It became evident to me after a few fast rounds with the radio that the broadcasters had opened up on Edna awfully far in advance, before she had come out of her corner, and were spending themselves at a reckless rate. During the morning hours, they were having a tough time keeping Edna going at the velocity demanded of emergency broadcasting. I heard one fellow from, I think, Riverhead, Long Island, interviewing his out-of-doors man, who had been sent abroad in a car to look over conditions on the eastern end of the island.

“How would you say the roads were?” asked the tense voice.

“They were wet,” replied the reporter, who seemed to be in a sulk.

“Would you say the spray from the puddles was dashing up around the mudguards?” inquired the desperate radioman.

“Yeah,” replied the reporter.

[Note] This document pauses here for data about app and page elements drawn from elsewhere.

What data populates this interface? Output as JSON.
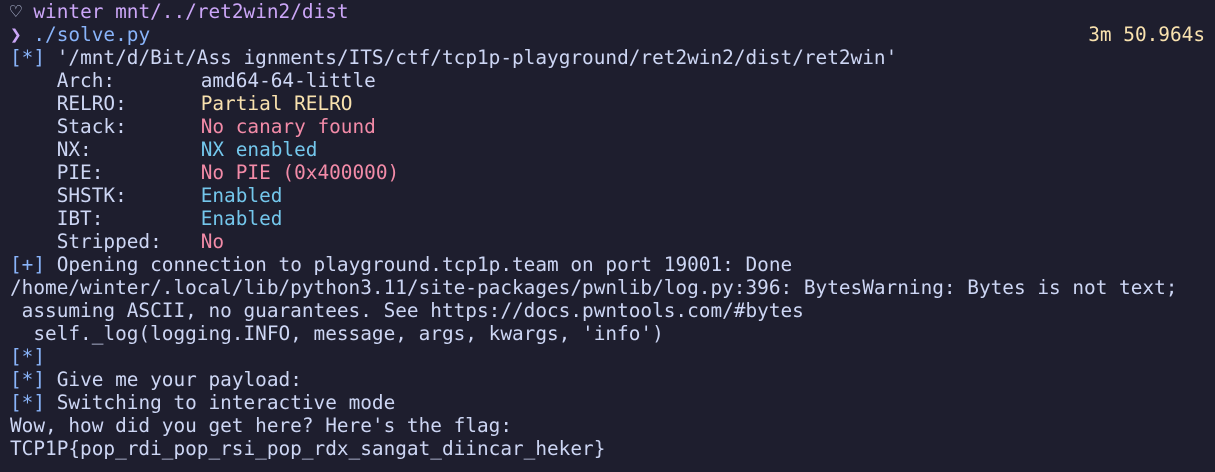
{
  "prompt": {
    "heart_glyph": "♡",
    "user": "winter",
    "path": "mnt/../ret2win2/dist",
    "arrow_glyph": "❯",
    "command": "./solve.py",
    "elapsed": "3m 50.964s"
  },
  "checksec": {
    "header_tag": "[*]",
    "header_path": "'/mnt/d/Bit/Ass ignments/ITS/ctf/tcp1p-playground/ret2win2/dist/ret2win'",
    "rows": [
      {
        "label": "Arch:",
        "value": "amd64-64-little",
        "color": "#cdd6f4"
      },
      {
        "label": "RELRO:",
        "value": "Partial RELRO",
        "color": "#f9e2af"
      },
      {
        "label": "Stack:",
        "value": "No canary found",
        "color": "#f38ba8"
      },
      {
        "label": "NX:",
        "value": "NX enabled",
        "color": "#74c7ec"
      },
      {
        "label": "PIE:",
        "value": "No PIE (0x400000)",
        "color": "#f38ba8"
      },
      {
        "label": "SHSTK:",
        "value": "Enabled",
        "color": "#74c7ec"
      },
      {
        "label": "IBT:",
        "value": "Enabled",
        "color": "#74c7ec"
      },
      {
        "label": "Stripped:",
        "value": "No",
        "color": "#f38ba8"
      }
    ]
  },
  "output": {
    "conn_tag": "[+]",
    "conn_text": "Opening connection to playground.tcp1p.team on port 19001: Done",
    "warn_line1": "/home/winter/.local/lib/python3.11/site-packages/pwnlib/log.py:396: BytesWarning: Bytes is not text;",
    "warn_line2": " assuming ASCII, no guarantees. See https://docs.pwntools.com/#bytes",
    "warn_line3": "  self._log(logging.INFO, message, args, kwargs, 'info')",
    "empty_tag": "[*]",
    "payload_tag": "[*]",
    "payload_text": "Give me your payload:",
    "interactive_tag": "[*]",
    "interactive_text": "Switching to interactive mode",
    "reply": "Wow, how did you get here? Here's the flag:",
    "flag": "TCP1P{pop_rdi_pop_rsi_pop_rdx_sangat_diincar_heker}"
  }
}
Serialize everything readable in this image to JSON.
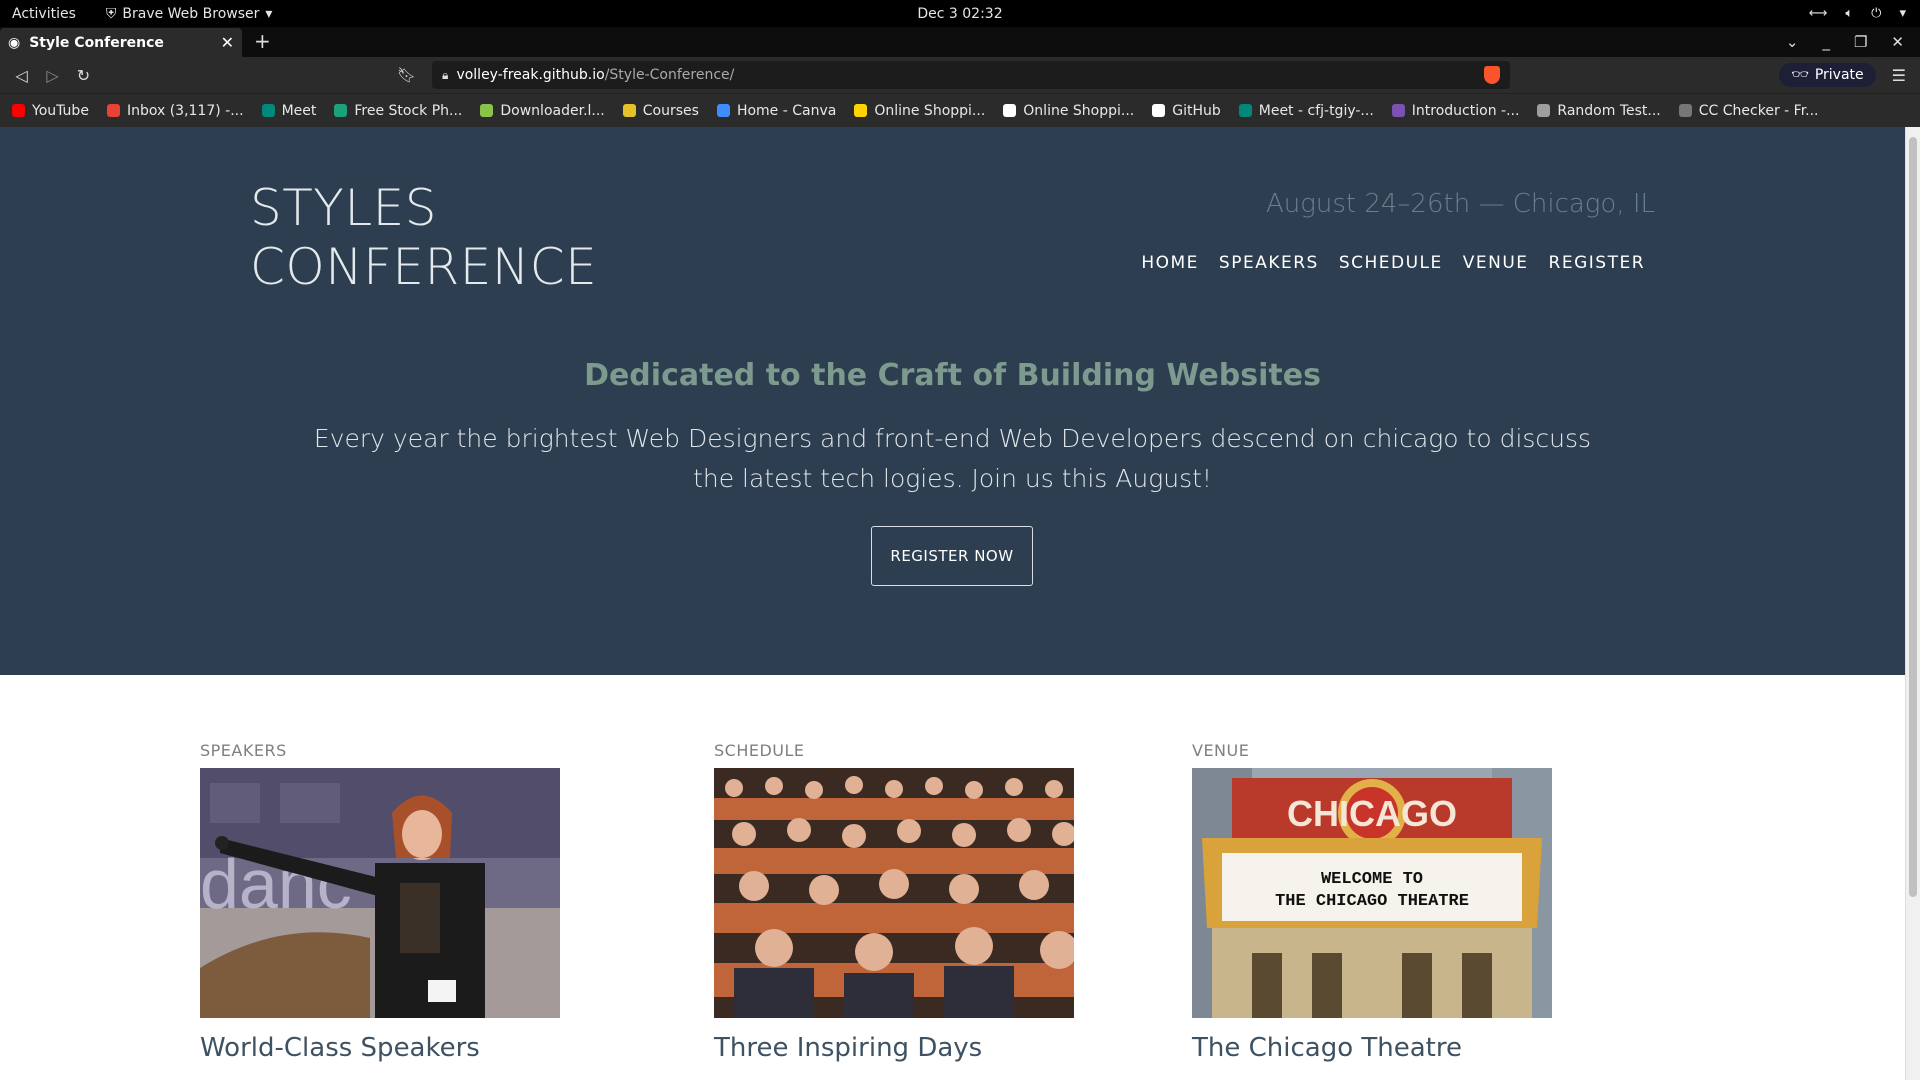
{
  "system": {
    "activities": "Activities",
    "app_name": "Brave Web Browser",
    "clock": "Dec 3  02:32"
  },
  "browser": {
    "tab_title": "Style Conference",
    "url_host": "volley-freak.github.io",
    "url_path": "/Style-Conference/",
    "private_label": "Private",
    "bookmarks": [
      {
        "label": "YouTube",
        "icon": "youtube-icon",
        "color": "#ff0000"
      },
      {
        "label": "Inbox (3,117) -...",
        "icon": "gmail-icon",
        "color": "#ea4335"
      },
      {
        "label": "Meet",
        "icon": "meet-icon",
        "color": "#00897b"
      },
      {
        "label": "Free Stock Ph...",
        "icon": "stock-photo-icon",
        "color": "#1aa37a"
      },
      {
        "label": "Downloader.l...",
        "icon": "downloader-icon",
        "color": "#8bc34a"
      },
      {
        "label": "Courses",
        "icon": "courses-icon",
        "color": "#e6c229"
      },
      {
        "label": "Home - Canva",
        "icon": "canva-icon",
        "color": "#3f8cff"
      },
      {
        "label": "Online Shoppi...",
        "icon": "flipkart-icon",
        "color": "#ffd400"
      },
      {
        "label": "Online Shoppi...",
        "icon": "amazon-icon",
        "color": "#ffffff"
      },
      {
        "label": "GitHub",
        "icon": "github-icon",
        "color": "#ffffff"
      },
      {
        "label": "Meet - cfj-tgiy-...",
        "icon": "meet-icon",
        "color": "#00897b"
      },
      {
        "label": "Introduction -...",
        "icon": "bootstrap-icon",
        "color": "#7952b3"
      },
      {
        "label": "Random Test...",
        "icon": "gear-icon",
        "color": "#9e9e9e"
      },
      {
        "label": "CC Checker - Fr...",
        "icon": "cc-checker-icon",
        "color": "#777777"
      }
    ]
  },
  "site": {
    "logo_line1": "STYLES",
    "logo_line2": "CONFERENCE",
    "tagline": "August 24–26th — Chicago, IL",
    "nav": [
      "HOME",
      "SPEAKERS",
      "SCHEDULE",
      "VENUE",
      "REGISTER"
    ],
    "hero_heading": "Dedicated to the Craft of Building Websites",
    "hero_text": "Every year the brightest Web Designers and front-end Web Developers descend on chicago to discuss the latest tech logies. Join us this August!",
    "cta_label": "REGISTER NOW",
    "cards": [
      {
        "section": "SPEAKERS",
        "title": "World-Class Speakers"
      },
      {
        "section": "SCHEDULE",
        "title": "Three Inspiring Days"
      },
      {
        "section": "VENUE",
        "title": "The Chicago Theatre"
      }
    ],
    "colors": {
      "hero_bg": "#2c3e50",
      "accent_heading": "#7c9a8e",
      "card_title": "#3e5263"
    }
  }
}
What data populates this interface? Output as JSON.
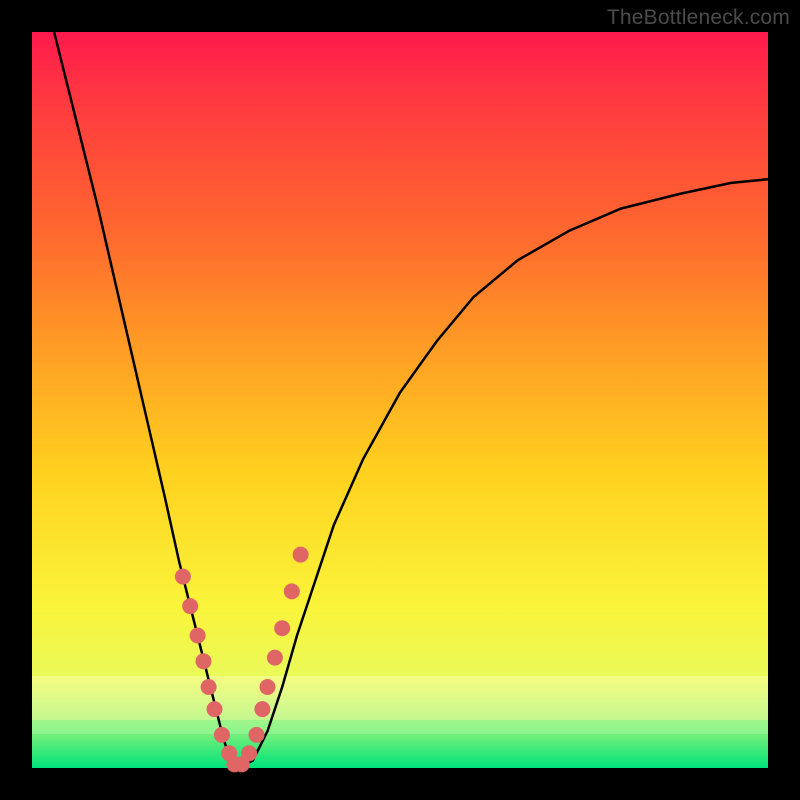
{
  "watermark": {
    "text": "TheBottleneck.com"
  },
  "colors": {
    "curve_stroke": "#000000",
    "marker_fill": "#e06666",
    "frame_bg": "#000000",
    "gradient_css": "background: linear-gradient(to bottom, #ff1a4d 0%, #ff3b3f 10%, #ff6a2e 28%, #ffa024 44%, #ffd21f 60%, #faf43a 78%, #e9fa5a 88%, #7df07a 95%, #00e37a 100%);"
  },
  "chart_data": {
    "type": "line",
    "title": "",
    "xlabel": "",
    "ylabel": "",
    "xlim": [
      0,
      100
    ],
    "ylim": [
      0,
      100
    ],
    "series": [
      {
        "name": "bottleneck-curve",
        "x": [
          3,
          6,
          9,
          12,
          15,
          18,
          20,
          22,
          24,
          25,
          26,
          27,
          28,
          30,
          32,
          34,
          36,
          38,
          41,
          45,
          50,
          55,
          60,
          66,
          73,
          80,
          88,
          95,
          100
        ],
        "y": [
          100,
          88,
          76,
          63,
          50,
          37,
          28,
          20,
          12,
          8,
          4,
          1,
          0,
          1,
          5,
          11,
          18,
          24,
          33,
          42,
          51,
          58,
          64,
          69,
          73,
          76,
          78,
          79.5,
          80
        ]
      }
    ],
    "markers": {
      "name": "sample-points",
      "x": [
        20.5,
        21.5,
        22.5,
        23.3,
        24.0,
        24.8,
        25.8,
        26.8,
        27.5,
        28.5,
        29.5,
        30.5,
        31.3,
        32.0,
        33.0,
        34.0,
        35.3,
        36.5
      ],
      "y": [
        26,
        22,
        18,
        14.5,
        11,
        8,
        4.5,
        2,
        0.5,
        0.5,
        2,
        4.5,
        8,
        11,
        15,
        19,
        24,
        29
      ]
    },
    "annotations": [
      {
        "text": "TheBottleneck.com",
        "role": "watermark",
        "pos": "top-right"
      }
    ]
  }
}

It was one of those confused moments, emotionally, when the listener could not be quite sure what position radio was taking–for hurricanes or against them.